“The culture system contains nicotinamide—that’s the active ingredient in the culture. And that’s supplemented with cytokines—thrombopoietin, IL-6, FLT-3 ligand, and stem cell factor. The culture is 21 days.”
Previous research showed that double UCB transplant including a NiCord unit could provide benefits over standard double UCB transplant. This led Dr Horwitz and his colleagues to wonder if NiCord could be used as a stand-alone graft.
So the team evaluated the safety and efficacy of NiCord alone in 36 adolescents/adults with high-risk hematologic malignancies.
Patients had acute myelogenous leukemia (n=17), acute lymphoblastic leukemia (n=9), myelodysplastic syndrome (n=7), chronic myelogenous leukemia (n=2), and Hodgkin lymphoma (n=1).
Most patients had intermediate (n=15) or high-risk (n=13) disease. They had a median age of 44 (range, 13-63) and a median weight of 75 kg (range, 41-125).
For conditioning, 19 patients received thiotepa, busulfan, and fludarabine. Fifteen patients received total body irradiation and fludarabine with or without cyclophosphamide or thiotepa. And 2 patients received clofarabine, fludarabine, and busulfan.
Most patients had a 4/6 human leukocyte antigen (HLA) match (n=26), 8 had a 5/6 HLA match, and 2 had a 6/6 HLA match.
The median total nucleated cell dose was 2.4 x 107/kg prior to expansion of the UCB unit and 3.7 x 107/kg after expansion. The median CD34+ cell dose was 0.2 x 106/kg and 6.3 x 106/kg, respectively.
“CD34 cells were expanded 33-fold in the 3-week culture system,” Dr Horwitz noted. “That translated to a median CD34 dose of 6.3 x 106/kg, a dose comparable to what would be obtained from an adult donor graft.”
There was 1 case of primary graft failure and 2 cases of secondary graft failure. One case of secondary graft failure was associated with an HHV-6 infection, and the other was due to a lethal adenovirus infection.
Of those patients who engrafted, 97% achieved full donor chimerism, and 3% had mixed chimerism.
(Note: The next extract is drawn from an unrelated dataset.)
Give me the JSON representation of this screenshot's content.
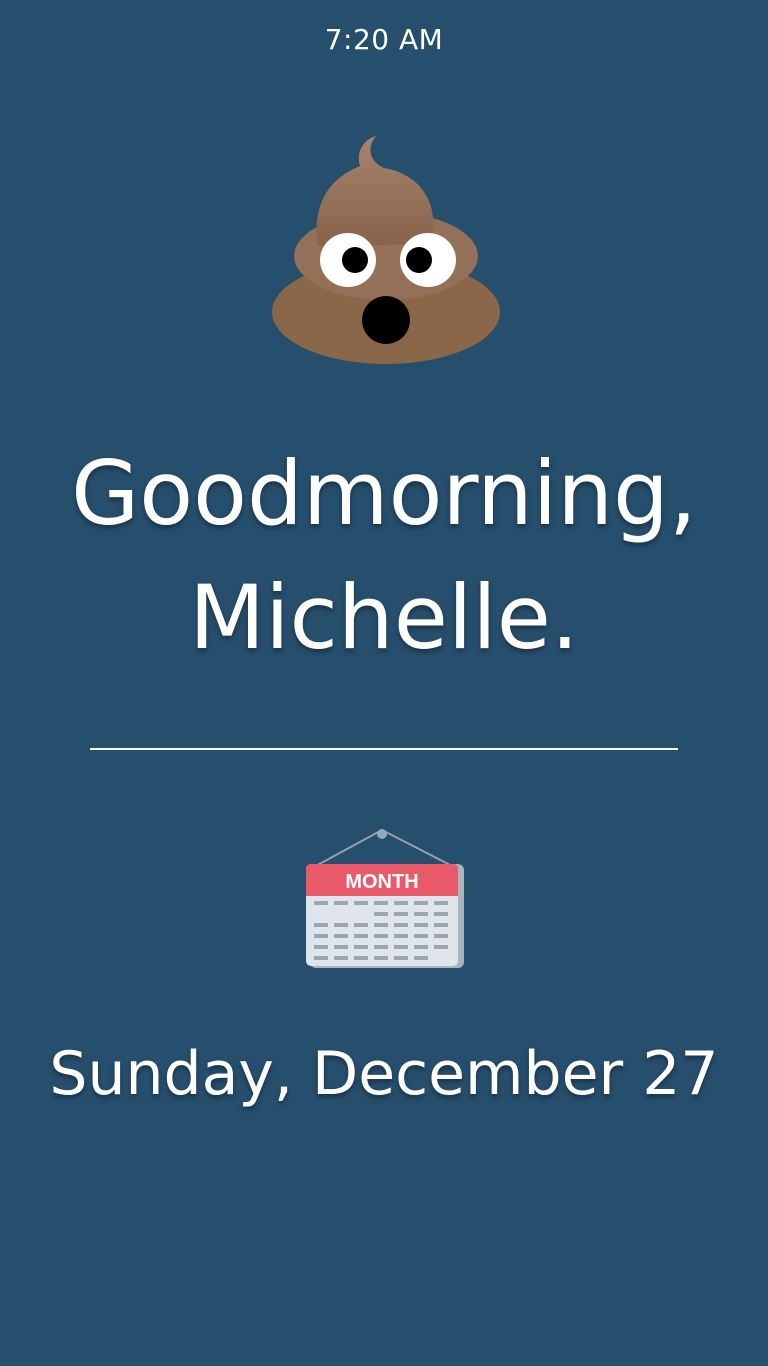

Dr Horwitz and his colleagues compared engraftment results in the NiCord recipients to results in a cohort of patients from the CIBMTR registry who underwent UCB transplants from 2010 to 2013. They had similar characteristics as the NiCord patients—age, conditioning regimen, disease status, etc.
In total, there were 148 CIBMTR registry patients, 20% of whom received a single UCB unit.
The median time to neutrophil engraftment was 11.5 days (range, 6-26) with NiCord and 21 days in the CIBMTR matched control cohort (P<0.001). The cumulative incidence of neutrophil engraftment was 94.4% and 89.7%, respectively.
The median time to platelet engraftment was 34 days (range, 25-96) with NiCord and 46 days in the CIBMTR controls (P<0.001). The cumulative incidence of platelet engraftment was 80.6% and 67.1%, respectively.
“There’s a median 10-day reduction in neutrophil recovery [and] 12-day reduction in time to platelet recovery [with NiCord],” Dr Horwitz noted. “There is evidence of robust and durable engraftment with a NiCord unit, with one patient now over 7 years from his first transplant on the pilot trial.”
Relapse, survival, and GVHD
Dr Horwitz reported other outcomes in the NiCord recipients without making comparisons to the CIBMTR matched controls.
The estimated 2-year rate of non-relapse mortality in NiCord recipients was 23.8%, and the estimated 2-year incidence of relapse was 33.2%.
The estimated disease-free survival was 49.1% at 1 year and 43.0% at 2 years. The estimated overall survival was 51.2% at 1 year and 2 years.
At 100 days, the rate of grade 2-4 acute GVHD was 44.0%, and the rate of grade 3-4 acute GVHD was 11.1%.
The estimated 1-year rate of mild to severe chronic GVHD was 40.5%, and the estimated 2-year rate of moderate to severe chronic GVHD was 9.8%.
Dr Horwitz said these “promising results” have led to the launch of a phase 3 registration trial in which researchers are comparing NiCord to standard single or double UCB transplant. The trial is open for accrual.
*Information in the abstract differs from the presentation.